Earth Day 1970 achieved a rare political alignment, enlisting support from Republicans and Democrats, rich and poor, city slickers and farmers, tycoons, and labor leaders. By the end of that year, the first Earth Day had led to the creation of the United States Environmental Protection Agency and the passage of the Clean Air, Clean Water, and Endangered Species Acts. “It was a gamble,” Gaylord recalled, “but it worked.”

As 1990 approached, a group of environmental leaders asked Denis Hayes to organize another big campaign. This time, Earth Day went global, mobilizing 200 million people in 141 countries and lifting environmental issues onto the world stage. Earth Day 1990 gave a huge boost to recycling efforts worldwide and helped pave the way for the 1992 United Nations Earth Summit in Rio de Janeiro. It also prompted President Bill Clinton to award Senator Nelson the Presidential Medal of Freedom (1995)—the highest honor given to civilians in the United States—for his role as Earth Day founder.
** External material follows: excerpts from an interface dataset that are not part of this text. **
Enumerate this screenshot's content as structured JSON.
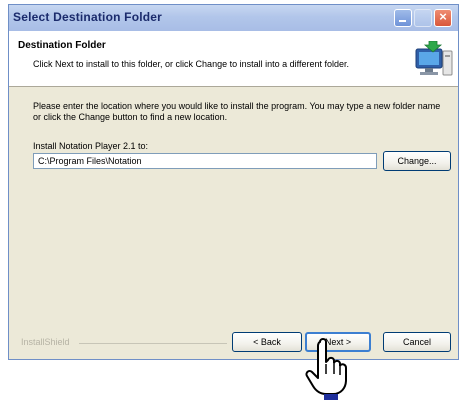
{
  "window": {
    "title": "Select Destination Folder"
  },
  "header": {
    "title": "Destination Folder",
    "description": "Click Next to install to this folder, or click Change to install into a different folder."
  },
  "body": {
    "instructions": "Please enter the location where you would like to install the program. You may type a new folder name or click the Change button to find a new location.",
    "install_label": "Install Notation Player 2.1 to:",
    "path_value": "C:\\Program Files\\Notation",
    "change_label": "Change..."
  },
  "footer": {
    "brand_text": "InstallShield",
    "back_label": "< Back",
    "next_label": "Next >",
    "cancel_label": "Cancel"
  },
  "colors": {
    "dialog_bg": "#ece9d8",
    "titlebar": "#b2c6ea",
    "close_button": "#d9573a"
  },
  "icons": [
    "minimize-icon",
    "maximize-icon",
    "close-icon",
    "computer-install-icon",
    "hand-pointer-icon"
  ]
}
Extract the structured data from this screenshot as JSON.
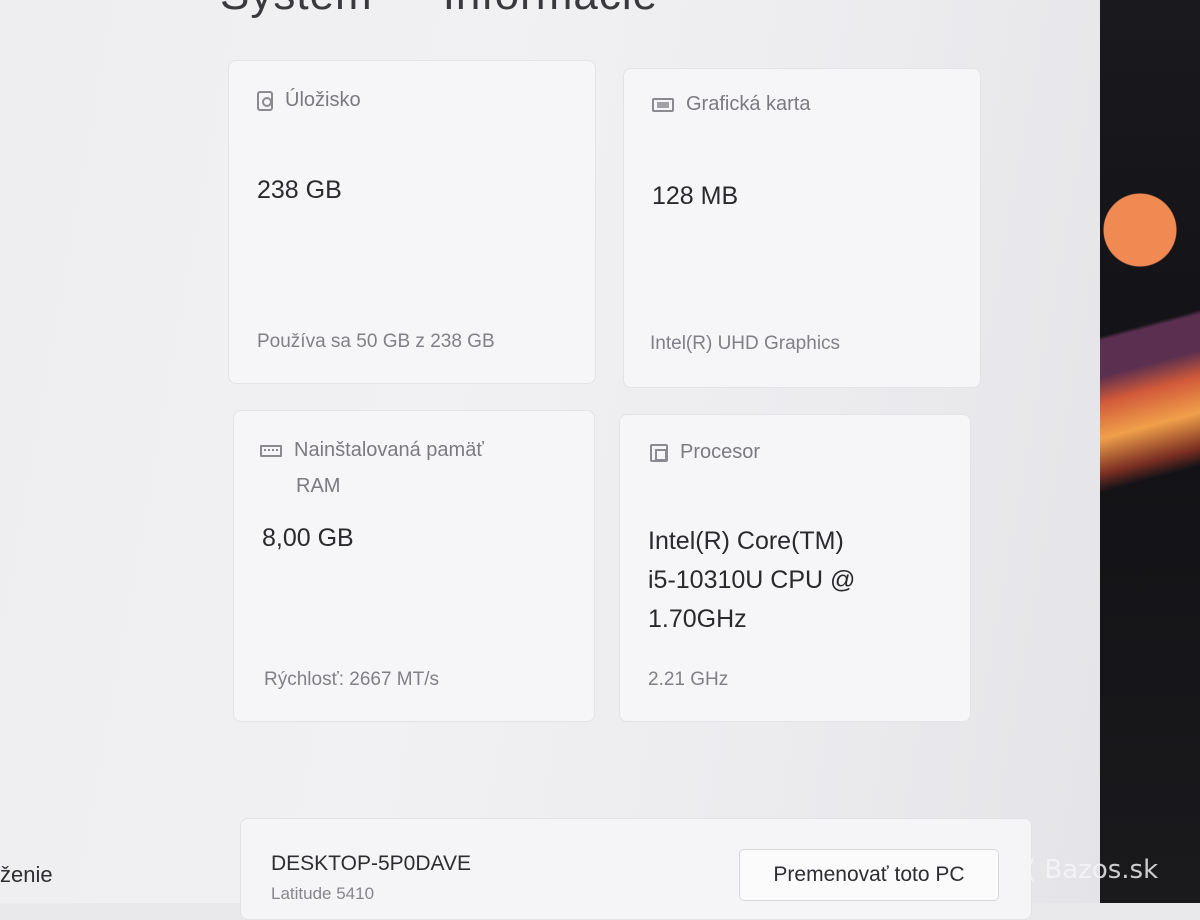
{
  "page": {
    "heading_left": "Systém",
    "heading_right": "Informácie"
  },
  "cards": {
    "storage": {
      "title": "Úložisko",
      "icon": "hard-drive-icon",
      "value": "238 GB",
      "sub": "Používa sa 50 GB z 238 GB"
    },
    "gpu": {
      "title": "Grafická karta",
      "icon": "display-adapter-icon",
      "value": "128 MB",
      "sub": "Intel(R) UHD Graphics"
    },
    "ram": {
      "title_line1": "Nainštalovaná pamäť",
      "title_line2": "RAM",
      "icon": "memory-icon",
      "value": "8,00 GB",
      "sub": "Rýchlosť: 2667 MT/s"
    },
    "cpu": {
      "title": "Procesor",
      "icon": "processor-icon",
      "value_line1": "Intel(R) Core(TM)",
      "value_line2": "i5-10310U CPU @",
      "value_line3": "1.70GHz",
      "sub": "2.21 GHz"
    }
  },
  "device": {
    "name": "DESKTOP-5P0DAVE",
    "model": "Latitude 5410",
    "rename_label": "Premenovať toto PC"
  },
  "nav": {
    "partial_label": "ženie"
  },
  "watermark": "@( Bazos.sk"
}
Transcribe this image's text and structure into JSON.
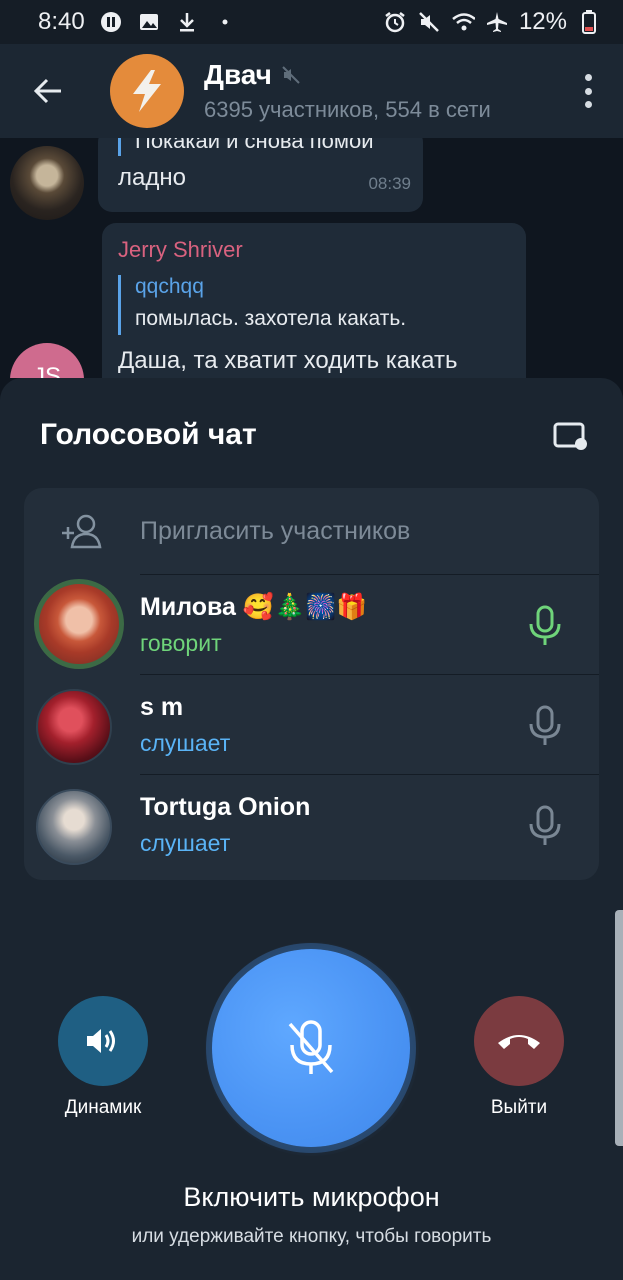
{
  "status_bar": {
    "time": "8:40",
    "battery": "12%"
  },
  "chat": {
    "title": "Двач",
    "subtitle": "6395 участников, 554 в сети"
  },
  "messages": {
    "m1_quote": "Покакай и снова помой",
    "m1_text": "ладно",
    "m1_time": "08:39",
    "m2_author": "Jerry Shriver",
    "m2_reply_author": "qqchqq",
    "m2_reply_text": "помылась. захотела какать.",
    "m2_text": "Даша, та хватит ходить какать",
    "m2_avatar_initials": "JS"
  },
  "voice_chat": {
    "title": "Голосовой чат",
    "invite_label": "Пригласить участников",
    "participants": [
      {
        "name": "Милова 🥰🎄🎆🎁",
        "status": "говорит",
        "status_color": "#6fd47a"
      },
      {
        "name": "s m",
        "status": "слушает",
        "status_color": "#5ab3f5"
      },
      {
        "name": "Tortuga Onion",
        "status": "слушает",
        "status_color": "#5ab3f5"
      }
    ]
  },
  "controls": {
    "speaker_label": "Динамик",
    "leave_label": "Выйти",
    "main_hint": "Включить микрофон",
    "sub_hint": "или удерживайте кнопку, чтобы говорить"
  },
  "colors": {
    "accent_blue": "#4c95f5",
    "speaking_green": "#6fd47a",
    "listening_blue": "#5ab3f5",
    "leave_red": "#7b3b40",
    "speaker_blue": "#1f5f83"
  },
  "icons": [
    "back-arrow-icon",
    "muted-icon",
    "more-icon",
    "pip-icon",
    "add-user-icon",
    "mic-icon",
    "speaker-icon",
    "hangup-icon",
    "mic-off-icon"
  ]
}
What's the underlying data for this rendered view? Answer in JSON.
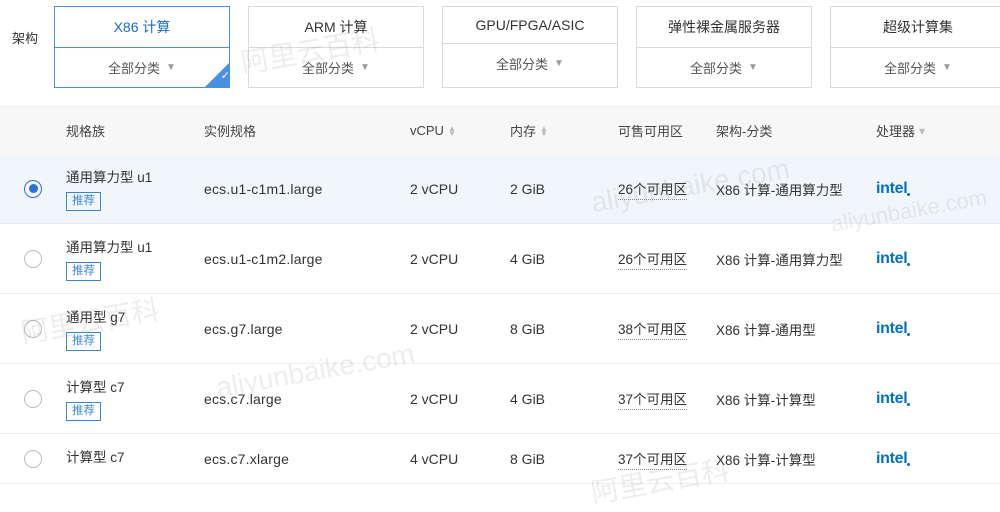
{
  "arch_label": "架构",
  "arch_tabs": [
    {
      "title": "X86 计算",
      "select": "全部分类",
      "active": true
    },
    {
      "title": "ARM 计算",
      "select": "全部分类",
      "active": false
    },
    {
      "title": "GPU/FPGA/ASIC",
      "select": "全部分类",
      "active": false
    },
    {
      "title": "弹性裸金属服务器",
      "select": "全部分类",
      "active": false
    },
    {
      "title": "超级计算集",
      "select": "全部分类",
      "active": false
    }
  ],
  "columns": {
    "family": "规格族",
    "spec": "实例规格",
    "vcpu": "vCPU",
    "mem": "内存",
    "zone": "可售可用区",
    "archcat": "架构-分类",
    "proc": "处理器"
  },
  "reco_tag": "推荐",
  "rows": [
    {
      "selected": true,
      "family": "通用算力型 u1",
      "reco": true,
      "spec": "ecs.u1-c1m1.large",
      "vcpu": "2 vCPU",
      "mem": "2 GiB",
      "zone": "26个可用区",
      "archcat": "X86 计算-通用算力型",
      "proc": "intel"
    },
    {
      "selected": false,
      "family": "通用算力型 u1",
      "reco": true,
      "spec": "ecs.u1-c1m2.large",
      "vcpu": "2 vCPU",
      "mem": "4 GiB",
      "zone": "26个可用区",
      "archcat": "X86 计算-通用算力型",
      "proc": "intel"
    },
    {
      "selected": false,
      "family": "通用型 g7",
      "reco": true,
      "spec": "ecs.g7.large",
      "vcpu": "2 vCPU",
      "mem": "8 GiB",
      "zone": "38个可用区",
      "archcat": "X86 计算-通用型",
      "proc": "intel"
    },
    {
      "selected": false,
      "family": "计算型 c7",
      "reco": true,
      "spec": "ecs.c7.large",
      "vcpu": "2 vCPU",
      "mem": "4 GiB",
      "zone": "37个可用区",
      "archcat": "X86 计算-计算型",
      "proc": "intel"
    },
    {
      "selected": false,
      "family": "计算型 c7",
      "reco": false,
      "spec": "ecs.c7.xlarge",
      "vcpu": "4 vCPU",
      "mem": "8 GiB",
      "zone": "37个可用区",
      "archcat": "X86 计算-计算型",
      "proc": "intel"
    }
  ],
  "watermark": [
    "阿里云百科",
    "aliyunbaike.com"
  ]
}
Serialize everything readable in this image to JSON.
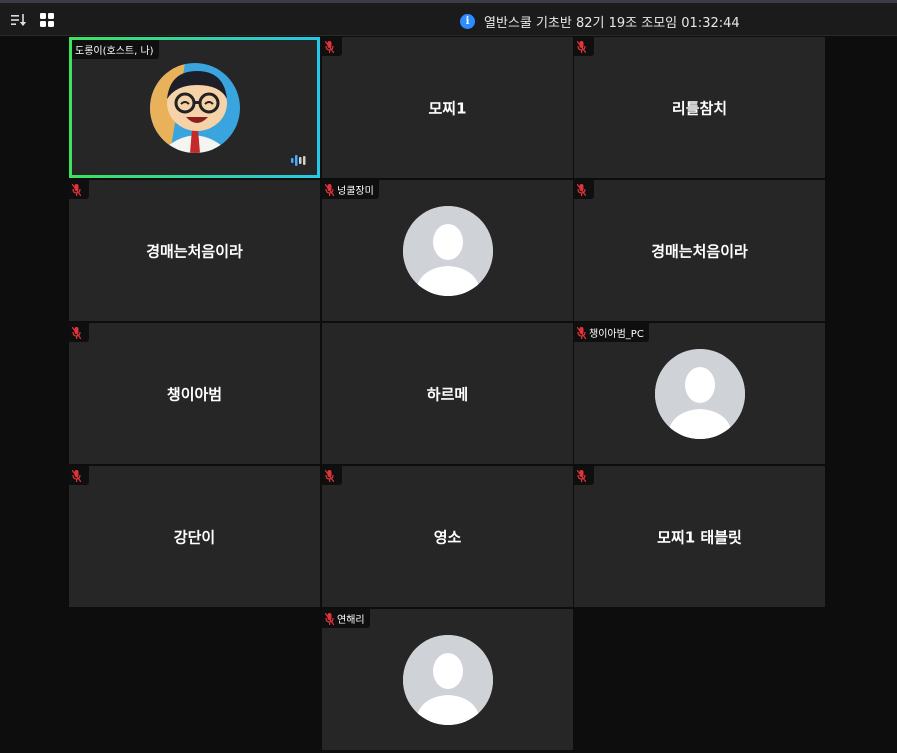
{
  "meeting": {
    "title": "열반스쿨 기초반 82기 19조 조모임 01:32:44",
    "info_icon": "info-icon"
  },
  "toolbar": {
    "sort_icon": "sort-icon",
    "grid_view_icon": "grid-view-icon"
  },
  "colors": {
    "tile_bg": "#262626",
    "active_border_start": "#3ee35c",
    "active_border_end": "#23c9e8",
    "muted_mic": "#e0343a",
    "info_blue": "#2d8cff",
    "avatar_gray": "#cfd2d6"
  },
  "participants": [
    {
      "name": "도롱이(호스트, 나)",
      "display": "photo",
      "muted": false,
      "active_speaker": true
    },
    {
      "name": "모찌1",
      "display": "name",
      "muted": true
    },
    {
      "name": "리틀참치",
      "display": "name",
      "muted": true
    },
    {
      "name": "경매는처음이라",
      "display": "name",
      "muted": true
    },
    {
      "name": "넝쿨장미",
      "display": "avatar",
      "muted": true
    },
    {
      "name": "경매는처음이라",
      "display": "name",
      "muted": true
    },
    {
      "name": "챙이아범",
      "display": "name",
      "muted": true
    },
    {
      "name": "하르메",
      "display": "name",
      "muted": false
    },
    {
      "name": "챙이아범_PC",
      "display": "avatar",
      "muted": true
    },
    {
      "name": "강단이",
      "display": "name",
      "muted": true
    },
    {
      "name": "영소",
      "display": "name",
      "muted": true
    },
    {
      "name": "모찌1 태블릿",
      "display": "name",
      "muted": true
    },
    {
      "name": "연해리",
      "display": "avatar",
      "muted": true
    }
  ]
}
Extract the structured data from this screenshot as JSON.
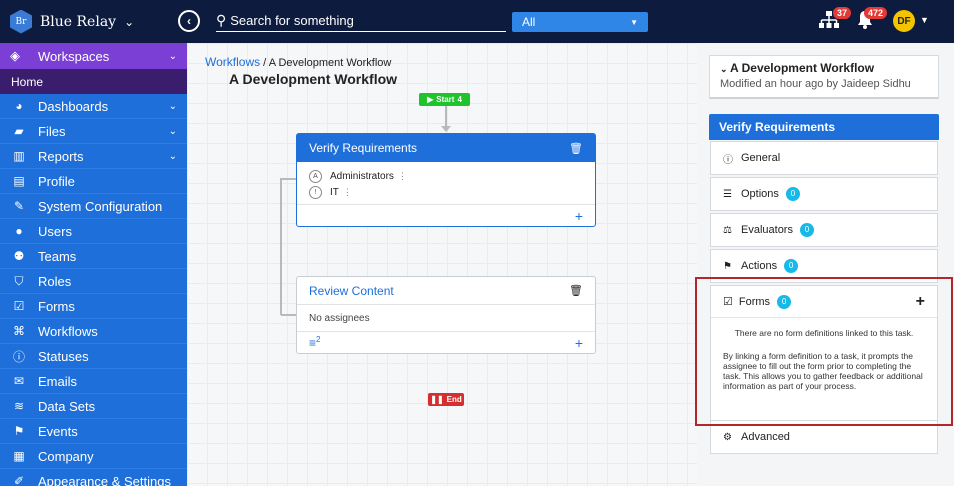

What is Earth Day, and what is it meant to accomplish?

A message from our president, Kathleen Rogers:

On April 22, 1970, millions of people took to the streets to protest the negative impacts of 150 years of industrial development.

In the U.S. and around the world, smog was becoming deadly and evidence was growing that pollution led to developmental delays in children. Biodiversity was in decline as a result of the heavy use of pesticides and other pollutants.

The global ecological awareness was growing, and the US Congress and President Nixon responded quickly. In July of the same year, they created the Environmental Protection Agency, and robust environmental laws such as the Clean Water Act and the Endangered Species Act, among many.
One billion people

Earth Day is now a global event each year, and we believe that more than 1 billion people in 192 countries now take part in what is the largest civic-focused day of action in the world.

It is a day of political action and civic participation. People march, sign petitions, meet with their elected officials, plant trees, clean up their towns and roads. Corporations and governments use it to make pledges and announce sustainability measures. Faith leaders, including Pope Francis, connect Earth Day with protecting God’s greatest creations, humans, biodiversity and the planet that we all live on.

Earth Day Network, the organization that leads Earth Day worldwide, has chosen as the theme for 2018 to End Plastic Pollution, including creating support for a global effort to eliminate primarily single-use plastics along with global regulation for the disposal of plastics. EDN is educating millions of people about the health and other risks associated with the use and disposal of plastics, including pollution of our oceans, water, and wildlife, and about the growing body of evidence that plastic waste is creating serious global problems.

From poisoning and injuring marine life to the ubiquitous presence of plastics in our food to disrupting human hormones and causing major life-threatening diseases and early puberty, the exponential growth of plastics is threatening our planet’s survival.

Earth Day 2020: 50th Anniversary of Earth Day!

Get the scoop on Earth Day Network’s big plans for 2020, the 50th anniversary of Earth Day: citizen science, clean-ups and tree-planting, huge events, and more.

Earth Day 2019: Protect Our Species

Find out more about the 2019 theme for Earth Day, to protect threatened and endangered species.

Earth Day 2018 and Beyond: End Plastic Pollution

EDN built a multi-year campaign to End Plastic Pollution. Our goals include ending single-use plastics, promoting alternatives to fossil fuel-based materials, promoting 100 percent recycling of plastics, corporate and government accountability and changing human behavior concerning plastics. EDN’s End Plastic Pollution campaign includes four major components:

  • Leading a grassroots movement to support the adoption of a global framework to regulate plastic pollution;
  • Educating, mobilizing and activating citizens across the globe to demand that governments and corporations control and clean up plastic pollution;
  • Educating people worldwide to take personal responsibility for plastic pollution by choosing to reduce, refuse, reuse, recycle and remove plastics and
  • Promoting local government regulatory and other efforts to tackle plastic pollution.